DESCRIPTION OF THE TASK »
What is needed is the number of lines in the data below that include "JSON", stated by itself.

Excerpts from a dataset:
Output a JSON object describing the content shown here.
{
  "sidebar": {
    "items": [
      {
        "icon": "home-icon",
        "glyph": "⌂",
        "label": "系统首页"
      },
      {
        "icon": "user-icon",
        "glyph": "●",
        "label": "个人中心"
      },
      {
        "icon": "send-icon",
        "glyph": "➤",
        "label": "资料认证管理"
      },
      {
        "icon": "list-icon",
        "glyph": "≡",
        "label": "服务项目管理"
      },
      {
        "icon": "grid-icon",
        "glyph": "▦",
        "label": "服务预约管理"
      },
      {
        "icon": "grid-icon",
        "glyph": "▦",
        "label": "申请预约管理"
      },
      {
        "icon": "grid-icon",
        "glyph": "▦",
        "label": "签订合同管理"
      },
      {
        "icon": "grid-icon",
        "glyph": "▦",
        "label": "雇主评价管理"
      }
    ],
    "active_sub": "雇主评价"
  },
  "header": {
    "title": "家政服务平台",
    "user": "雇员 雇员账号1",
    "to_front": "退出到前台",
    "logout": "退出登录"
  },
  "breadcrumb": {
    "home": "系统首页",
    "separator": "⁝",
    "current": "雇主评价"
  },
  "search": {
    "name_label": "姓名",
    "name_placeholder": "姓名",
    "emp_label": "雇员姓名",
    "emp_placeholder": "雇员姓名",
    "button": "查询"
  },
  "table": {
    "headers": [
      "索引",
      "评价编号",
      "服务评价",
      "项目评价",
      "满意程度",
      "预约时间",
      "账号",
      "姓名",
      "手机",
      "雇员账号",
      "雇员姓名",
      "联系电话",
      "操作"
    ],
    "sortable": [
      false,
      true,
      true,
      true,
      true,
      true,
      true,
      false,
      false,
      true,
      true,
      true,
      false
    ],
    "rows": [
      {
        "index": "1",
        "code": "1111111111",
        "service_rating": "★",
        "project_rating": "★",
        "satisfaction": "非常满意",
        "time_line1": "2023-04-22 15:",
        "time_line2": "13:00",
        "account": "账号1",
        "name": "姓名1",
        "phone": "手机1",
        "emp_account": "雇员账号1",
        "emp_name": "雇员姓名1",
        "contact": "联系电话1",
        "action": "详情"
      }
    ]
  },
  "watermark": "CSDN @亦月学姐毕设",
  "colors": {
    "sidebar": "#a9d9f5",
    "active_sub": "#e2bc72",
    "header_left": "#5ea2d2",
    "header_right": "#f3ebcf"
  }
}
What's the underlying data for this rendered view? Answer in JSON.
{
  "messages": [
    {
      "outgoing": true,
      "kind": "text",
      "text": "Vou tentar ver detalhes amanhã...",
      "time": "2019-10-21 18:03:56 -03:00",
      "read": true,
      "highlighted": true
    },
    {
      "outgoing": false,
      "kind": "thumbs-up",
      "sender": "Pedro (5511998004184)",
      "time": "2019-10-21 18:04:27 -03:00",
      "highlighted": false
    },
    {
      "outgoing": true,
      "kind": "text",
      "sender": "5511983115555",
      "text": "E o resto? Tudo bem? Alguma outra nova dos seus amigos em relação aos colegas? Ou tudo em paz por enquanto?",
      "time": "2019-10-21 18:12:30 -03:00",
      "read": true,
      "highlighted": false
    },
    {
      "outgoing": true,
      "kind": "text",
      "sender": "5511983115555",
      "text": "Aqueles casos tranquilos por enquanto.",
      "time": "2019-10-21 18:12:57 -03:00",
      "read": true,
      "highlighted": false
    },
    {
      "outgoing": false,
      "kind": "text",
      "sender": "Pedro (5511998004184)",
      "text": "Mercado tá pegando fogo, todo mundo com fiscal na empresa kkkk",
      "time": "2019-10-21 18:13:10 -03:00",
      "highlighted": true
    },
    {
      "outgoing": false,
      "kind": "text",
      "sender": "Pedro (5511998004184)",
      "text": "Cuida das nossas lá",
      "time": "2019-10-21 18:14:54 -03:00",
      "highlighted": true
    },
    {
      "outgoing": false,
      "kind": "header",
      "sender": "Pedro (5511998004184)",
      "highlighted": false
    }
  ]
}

ANSWER TO THIS TASK »
2